_App and web page records_:

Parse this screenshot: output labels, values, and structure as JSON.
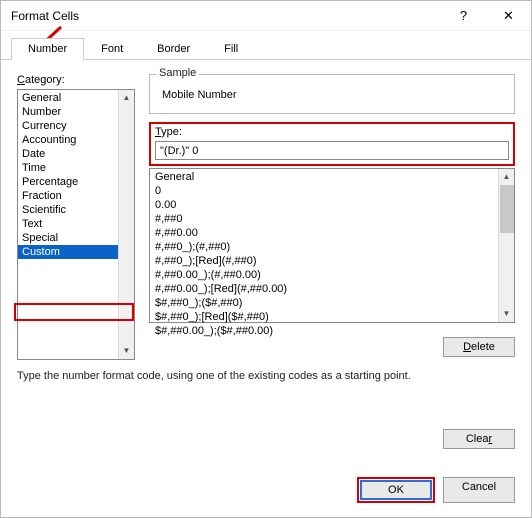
{
  "dialog": {
    "title": "Format Cells",
    "help_icon": "?",
    "close_icon": "✕"
  },
  "tabs": {
    "number": "Number",
    "font": "Font",
    "border": "Border",
    "fill": "Fill"
  },
  "category": {
    "label": "Category:",
    "items": [
      "General",
      "Number",
      "Currency",
      "Accounting",
      "Date",
      "Time",
      "Percentage",
      "Fraction",
      "Scientific",
      "Text",
      "Special",
      "Custom"
    ],
    "selected_index": 11
  },
  "sample": {
    "label": "Sample",
    "value": "Mobile Number"
  },
  "type": {
    "label": "Type:",
    "value": "\"(Dr.)\" 0 "
  },
  "format_list": [
    "General",
    "0",
    "0.00",
    "#,##0",
    "#,##0.00",
    "#,##0_);(#,##0)",
    "#,##0_);[Red](#,##0)",
    "#,##0.00_);(#,##0.00)",
    "#,##0.00_);[Red](#,##0.00)",
    "$#,##0_);($#,##0)",
    "$#,##0_);[Red]($#,##0)",
    "$#,##0.00_);($#,##0.00)"
  ],
  "buttons": {
    "delete": "Delete",
    "clear": "Clear",
    "ok": "OK",
    "cancel": "Cancel"
  },
  "hint": "Type the number format code, using one of the existing codes as a starting point."
}
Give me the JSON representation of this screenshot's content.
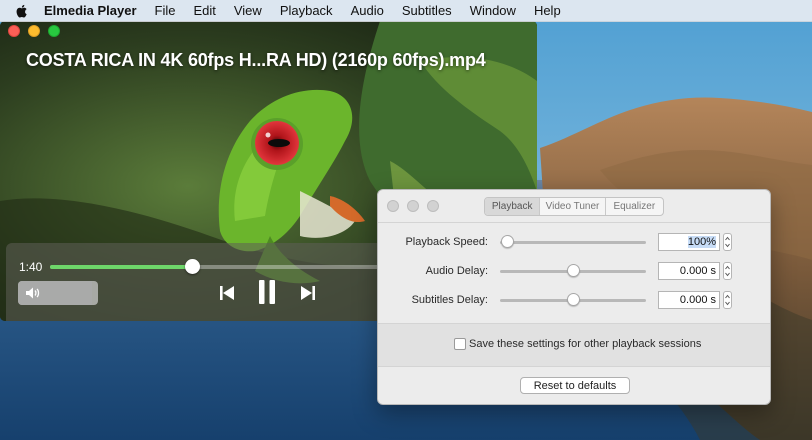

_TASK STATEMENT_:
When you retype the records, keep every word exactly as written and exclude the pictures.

_RESULT FOR THIS EXERCISE_:
Parse this screenshot: output labels, values, and structure as JSON.
{
  "dialog": {
    "title": "Format Cells",
    "help_icon": "?",
    "close_icon": "✕"
  },
  "tabs": {
    "number": "Number",
    "font": "Font",
    "border": "Border",
    "fill": "Fill"
  },
  "category": {
    "label": "Category:",
    "items": [
      "General",
      "Number",
      "Currency",
      "Accounting",
      "Date",
      "Time",
      "Percentage",
      "Fraction",
      "Scientific",
      "Text",
      "Special",
      "Custom"
    ],
    "selected_index": 11
  },
  "sample": {
    "label": "Sample",
    "value": "Mobile Number"
  },
  "type": {
    "label": "Type:",
    "value": "\"(Dr.)\" 0 "
  },
  "format_list": [
    "General",
    "0",
    "0.00",
    "#,##0",
    "#,##0.00",
    "#,##0_);(#,##0)",
    "#,##0_);[Red](#,##0)",
    "#,##0.00_);(#,##0.00)",
    "#,##0.00_);[Red](#,##0.00)",
    "$#,##0_);($#,##0)",
    "$#,##0_);[Red]($#,##0)",
    "$#,##0.00_);($#,##0.00)"
  ],
  "buttons": {
    "delete": "Delete",
    "clear": "Clear",
    "ok": "OK",
    "cancel": "Cancel"
  },
  "hint": "Type the number format code, using one of the existing codes as a starting point."
}
Give me the JSON representation of this screenshot's content.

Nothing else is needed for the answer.